The 1989 made-for-TV movie starred Elizabeth Taylor and Mark Harmon.
The script is intense. Williams went into excruciating detail on how each character was to be costumed, and their movements. Page-long soliloquies appear regularly throughout the script, distinguished by the playwright’s gorgeous lyricism.
He also goes to great lengths describing every design detail of every scene, every prop, as they should appear. The play runs a bit more than 2-1/2 hours, and calls for a cast of 16.
Is it any wonder that this play is not one of the most popular among community theatre artistic and executive directors? But let’s hear it for our own Limelight Theatre, whose Executive Director Beth Lambert, and Board of Directors, led by Scott Bartosch, took the bit in their teeth and signed on.
The first order of business was selecting a capable director, one who wouldn’t flinch from the challenge. Gary Cadwallader immediately came to mind. (His voluminous credentials are summarized in the show playbill.)
Here’s who Gary has cast:
Starring as Alexandra is Beth Lambert herself, under a breathtaking coiffure of black tresses. I believe this is her first dramatic lead after countless appearances over the years in comedic supporting roles. What a job she does — at once sexy, proud, demanding, reeling drunk, lamenting that the legend of movie star Alexandra Del Lago couldn’t be separated from youth.
Cory Billingsley is Chance. His Paul Newman-like build, features and charisma make him a natural for the part. He’s totally believable as a 29-year old hustler driven to recapture his youth by being with the love of his life.
John Pope, last seen here as the lead in “Other Desert Cities,” is Boss Tom Finley, an unscrupulous, corrupt, ruthless Southern political despot, intent on punishing Chance for daring to return.
Courtney Grile, seductively gowned in a red strapless, is Miss Lucy, Boss Finley’s long-time cynical mistress.
Madi Mack is Heavenly, the object of Chance’s affection, the reason he’s returned after 12 years. She was only 15 when Chance took advantage of her love, with dire consequences. She also happens to be Boss Finley’s daughter.
Scott Smith is Tom Junior, Boss Finley’s son. He’s going to make Chance regret he ever returned.
Vanessa Warner is Aunt Nonnie. Lou Agresta is Hatcher, Everette Street is the Heckler.
Also in the cast, Evelyn Lynam ; Daphne Moore; Austin Moore; Chase Lawless; Michael Diamond; Micah Laird; and Kyle Thompson.
This review would be incomplete without acknowledging the brilliance of the set — designed by Robert O’Leary, continuing the incredibly high standards set by Tom Fallon, and constructed by Domenic and Nancy Grasso and their crews.

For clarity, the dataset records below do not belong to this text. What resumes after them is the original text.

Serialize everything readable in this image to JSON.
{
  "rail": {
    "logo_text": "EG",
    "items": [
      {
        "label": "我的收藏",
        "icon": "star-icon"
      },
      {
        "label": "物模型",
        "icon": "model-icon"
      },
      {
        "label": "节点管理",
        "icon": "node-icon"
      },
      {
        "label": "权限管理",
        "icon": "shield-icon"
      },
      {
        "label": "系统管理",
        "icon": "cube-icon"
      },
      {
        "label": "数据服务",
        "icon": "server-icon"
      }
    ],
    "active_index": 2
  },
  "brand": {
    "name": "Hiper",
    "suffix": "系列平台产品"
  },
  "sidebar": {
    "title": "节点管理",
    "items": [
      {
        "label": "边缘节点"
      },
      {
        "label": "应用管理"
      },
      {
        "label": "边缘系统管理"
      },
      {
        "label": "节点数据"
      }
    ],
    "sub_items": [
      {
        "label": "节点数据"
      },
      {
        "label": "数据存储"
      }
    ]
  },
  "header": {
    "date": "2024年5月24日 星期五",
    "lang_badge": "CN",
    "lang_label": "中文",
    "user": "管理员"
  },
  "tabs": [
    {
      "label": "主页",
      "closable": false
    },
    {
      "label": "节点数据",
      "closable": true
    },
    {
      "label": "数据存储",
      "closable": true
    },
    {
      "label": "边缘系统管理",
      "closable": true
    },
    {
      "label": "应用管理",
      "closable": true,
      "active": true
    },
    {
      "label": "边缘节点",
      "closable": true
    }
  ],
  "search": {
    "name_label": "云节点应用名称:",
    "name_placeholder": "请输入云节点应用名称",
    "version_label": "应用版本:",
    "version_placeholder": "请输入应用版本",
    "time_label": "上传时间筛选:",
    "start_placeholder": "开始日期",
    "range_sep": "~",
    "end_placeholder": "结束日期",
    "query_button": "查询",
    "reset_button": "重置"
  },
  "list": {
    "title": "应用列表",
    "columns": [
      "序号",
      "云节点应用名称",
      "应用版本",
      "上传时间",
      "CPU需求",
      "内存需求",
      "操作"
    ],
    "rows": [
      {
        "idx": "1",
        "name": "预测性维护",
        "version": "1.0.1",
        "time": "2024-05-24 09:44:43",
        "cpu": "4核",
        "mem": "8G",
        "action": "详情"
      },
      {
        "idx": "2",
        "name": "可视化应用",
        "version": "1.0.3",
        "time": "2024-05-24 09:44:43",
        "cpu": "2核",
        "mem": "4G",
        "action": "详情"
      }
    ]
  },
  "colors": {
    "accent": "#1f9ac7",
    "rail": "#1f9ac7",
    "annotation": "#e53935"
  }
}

Broadway theatre quality, no doubt, to meet Tennessee Williams’ exacting requirements.
A sensual, haunting portrait of corruption and evil, “Sweet Bird of Youth” will captivate and seduce you.
The show runs each week through Feb. 15. Performances are 7:30 p.m. Thursday through Saturday, with 2 p.m. matinees each Sunday. For reservations, call 904-825-1164 or go to limelight-theatre.org to purchase tickets online.